Karl mentions two specific keyboard shortcuts that are essential to this subsequence workflow: Make Subsequence (SHIFT + U) and Make Subsequence from In to Out (requires custom shortcut). Make Subsequence from In to Out ignores track targeting, allowing editors to grab all the clips within a selected range. Using either of these shortcuts creates a new subsequence in the Project panel and loads it into the Source monitor. From there, the selection can be cut back into the edit elsewhere.
Open Sequence in Timeline
Additionally, Premiere Pro allows editors to open subsequences (or any sequence) from the Source monitor into it’s own Timeline panel. Click the Source monitor settings (wrench icon) and choose Open Sequence in Timeline.
This functionality is an integral part of a true pancake timeline workflow. A sequence can be loaded in the Source monitor and opened in a Timeline, allowing editors to cut from one stacked timeline to the other. Click the following link to learn more about opening multiple clips and sequences in the Source monitor.
Exporting AAF for Sound
In Hollywood workflows, sound is often sent out to be finished by other teams using non-Adobe software. Of course, Audition is a professional audio tool integrated with Premiere Pro, but Pro Tools is still very common in the industry. Adobe has made sure delivering to Pro Tools and other audio applications is as smooth as possible. In this segment, Karl talks about exporting AAFs, the industry-standard delivery format for sound. OMF is still supported in Premiere Pro, but it is a deprecated format.
To export an AAF from Premiere Pro, go to File > Export > AAF. Karl points out a dialogue box that flashes onscreen when selecting AAF. The message says “Simplifying project”. Premiere Pro prepares the timeline for AAF export by flattening multicam sequences, for example. This preserves the original clip timecode and metadata for the sound department.
If, for some reason, there is a change to the edit that requires re-exporting the AAF, it can be saved to the same location and Premiere Pro will recognize the previously exported media; it won’t export duplicates.
Exporting EDL or XML for Color

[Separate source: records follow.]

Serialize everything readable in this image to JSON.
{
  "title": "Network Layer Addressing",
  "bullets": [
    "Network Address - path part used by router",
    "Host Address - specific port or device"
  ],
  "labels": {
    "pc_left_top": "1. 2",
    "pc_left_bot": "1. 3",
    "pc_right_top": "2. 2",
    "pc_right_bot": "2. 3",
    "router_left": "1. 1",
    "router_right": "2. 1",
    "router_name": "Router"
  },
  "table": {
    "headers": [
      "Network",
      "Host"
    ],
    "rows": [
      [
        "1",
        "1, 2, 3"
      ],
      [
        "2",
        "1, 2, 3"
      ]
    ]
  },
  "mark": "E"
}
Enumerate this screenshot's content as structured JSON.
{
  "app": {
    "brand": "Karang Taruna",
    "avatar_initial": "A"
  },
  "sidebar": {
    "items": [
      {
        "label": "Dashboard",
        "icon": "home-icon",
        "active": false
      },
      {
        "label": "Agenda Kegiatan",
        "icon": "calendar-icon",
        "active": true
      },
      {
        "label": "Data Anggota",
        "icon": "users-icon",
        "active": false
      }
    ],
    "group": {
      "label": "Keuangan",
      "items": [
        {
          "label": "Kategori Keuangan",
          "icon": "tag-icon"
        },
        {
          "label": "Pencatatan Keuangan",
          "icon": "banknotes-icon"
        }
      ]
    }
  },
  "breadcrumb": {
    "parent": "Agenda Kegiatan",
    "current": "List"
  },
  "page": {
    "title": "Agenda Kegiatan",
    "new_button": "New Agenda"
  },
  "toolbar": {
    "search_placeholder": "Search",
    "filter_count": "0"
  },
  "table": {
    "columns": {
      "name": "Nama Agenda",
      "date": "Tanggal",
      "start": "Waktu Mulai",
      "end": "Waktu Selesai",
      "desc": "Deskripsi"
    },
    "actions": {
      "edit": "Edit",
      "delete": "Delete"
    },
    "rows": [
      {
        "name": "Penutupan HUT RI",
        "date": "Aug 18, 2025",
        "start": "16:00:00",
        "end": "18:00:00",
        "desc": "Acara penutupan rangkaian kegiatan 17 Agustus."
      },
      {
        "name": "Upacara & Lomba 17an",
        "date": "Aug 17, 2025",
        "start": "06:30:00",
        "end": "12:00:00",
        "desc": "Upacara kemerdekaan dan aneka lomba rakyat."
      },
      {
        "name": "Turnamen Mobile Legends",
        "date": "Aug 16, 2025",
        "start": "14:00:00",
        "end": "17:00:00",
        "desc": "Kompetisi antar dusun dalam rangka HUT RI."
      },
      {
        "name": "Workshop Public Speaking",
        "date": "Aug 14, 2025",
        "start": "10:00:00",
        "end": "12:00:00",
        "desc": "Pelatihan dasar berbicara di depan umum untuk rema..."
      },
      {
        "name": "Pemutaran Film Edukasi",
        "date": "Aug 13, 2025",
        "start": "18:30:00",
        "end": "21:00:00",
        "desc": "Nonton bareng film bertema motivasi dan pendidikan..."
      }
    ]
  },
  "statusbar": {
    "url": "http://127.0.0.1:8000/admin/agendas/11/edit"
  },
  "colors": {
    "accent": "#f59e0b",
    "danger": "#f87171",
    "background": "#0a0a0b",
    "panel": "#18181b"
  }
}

Despite not being updated since 1984, Karl says EDLs are still used in the industry for delivering edits for color grading. Adobe has kept up with this workflow by recently adding new options to the EDL Export Settings. An important one for delivering for color is Include ASC CDL and LUTs. This includes all the color information from production in the EDL for the colorist, which can be used as reference or the starting point for the grade.
Premiere Pro supports exporting to FCP 7 XML, another format still commonly used in the industry. Karl recommends making sure the right sequence is selected when exporting XML. If nothing is selected, Premiere Pro will export all sequences in the project. The resulting XML file will likely not work in third-party applications because it’s too big or it includes incompatible formats.
Quickly Export DCPs for Test Screenings
Karl closes his presentation talking about Adobe’s involvement in the film Only The Brave. Like many Hollywood film productions, screenings played a significant role in the post-production process. To screen a Hollywood film in a theater or film festival requires exporting a Digital Cinema Package (DCP). According to Karl, DCPs typically take 72 hours using conventional third-party methods. Thanks to the built-in DCP capability in Premiere Pro and Media Encoder, the editorial team of Only The Brave cut the DCP delivery time to 6 hours. This allowed them to make more changes and screen the film to more audiences.
Were you aware that Premiere Pro was being used to cut Hollywood films? Did you know that Adobe has a dedicated team to assist Hollywood filmmakers? What stuck out to you most in these Hollywood workflows? Let us know below